But ultimately, as you pass by this sublime waterfall, you may realize that the real treasure of the place lies in its majesty. Open your eyes, strain your ears, and become rich with the powerful energies escaping from the waterfall.
As our journey in the footsteps of the Vikings in Iceland is coming to an end, we still have a few wonders to discover. After the power of Skógafoss, it is to the very north of the country of ice that we head, in search of Godafoss, the waterfall of the gods.
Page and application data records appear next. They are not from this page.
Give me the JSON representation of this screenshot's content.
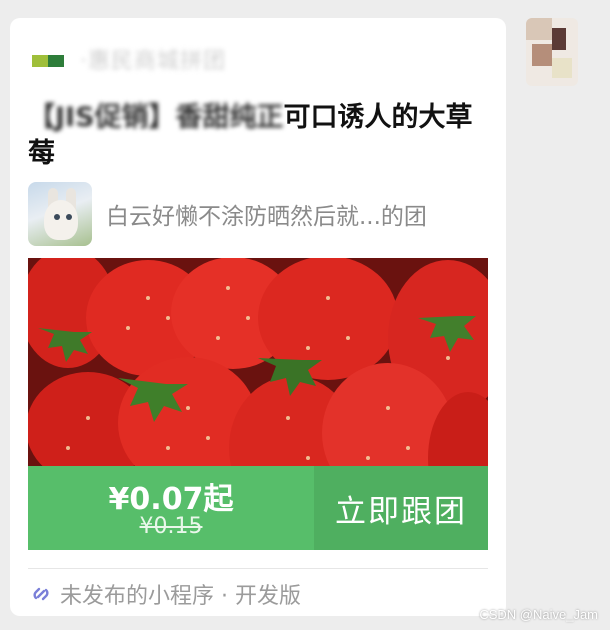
{
  "message_card": {
    "source_name": "·惠民商城拼团",
    "title_masked": "【JIS促销】香甜纯正",
    "title_visible": "可口诱人的大草莓",
    "group_name": "白云好懒不涂防晒然后就...的团",
    "price_now": "¥0.07起",
    "price_old": "¥0.15",
    "join_label": "立即跟团",
    "footer_label": "未发布的小程序 · 开发版",
    "accent_color": "#57be6a"
  },
  "icons": {
    "footer": "mini-program-link-icon"
  },
  "watermark": "CSDN @Naive_Jam"
}
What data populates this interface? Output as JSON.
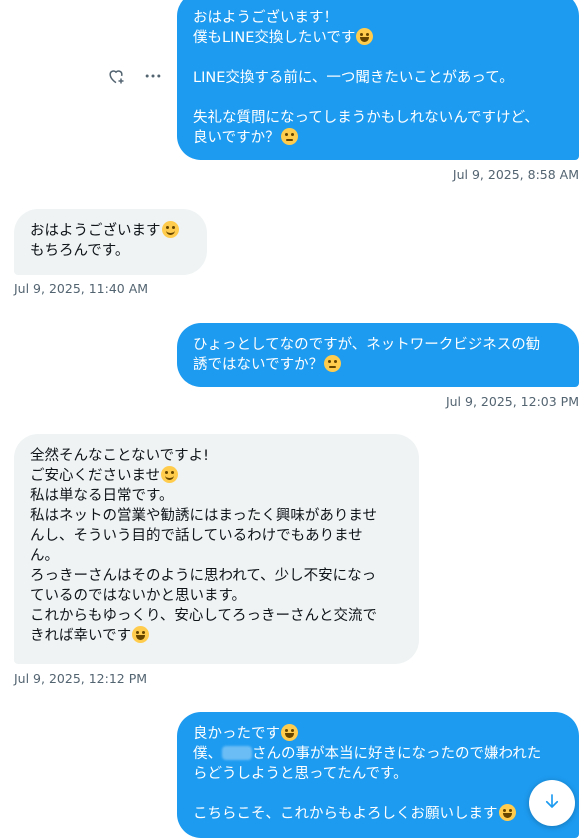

12 meters wide, 30 high, its flow is as intense as the noise that emerges from it. Here, it is impossible to hear oneself speak, breathe, or even think. You find yourself almost oppressed by the power of the water which seems to want to draw you to the bottom of its abyss. As if someone were trying to pull your soul deep into these troubled waters.
And the shock is all the stronger when you learn the history of this place, more than a millennium old. Remember, we are in the year 1000 when the Althing takes the decision for the Icelandic Viking people to convert to Christianity. So, to set an example, the “lögsögumad” (the one who made the final decision) goes to the top of this waterfall, and throws all the representations of the old pagan gods into the water.
This is how this waterfall was named Godafoss, the waterfalls of the gods.
Like the pagan civilization, it is in the hollow of this waterfall that our story ends. Indeed, it is at this sublime place that we could assimilate the end of the Viking era, at least on Icelandic lands.
We are then at the birth of the second millennium, and the Vikings are no longer a pagan population, but a Christian people. While some continue to worship their ancient gods, the practice is increasingly seen as an act of rebellion against the King of Norway.
Then, the last Vikings not wanting in any case to give up their beliefs, take refuge towards the south. A flight that will lead them to this fabulous place, the Seljalandsfoss waterfall. The characteristic of this waterfall is in the possibility of bypassing it to hide behind it.
According to legend, it is here, entrenched as during their famous combat technique, and in a very small population like their first steps on these Icelandic lands that the Vikings slowly died out, clinging to their conviction.
But if the Viking people no longer exist, their legend remains fiercely attached to these landscapes, wild, unique, precious. From the Snaeland discovered by Naddoddr to the Iceland of Flóki, the Icelandic legends are therefore closely linked to those of the Vikings, a people of explorers, thirsty for discoveries and desires elsewhere.
Travel needs that do not stop here, and which will soon lead them to the discovery of the American continent, half a century before Christopher Columbus. To be continued…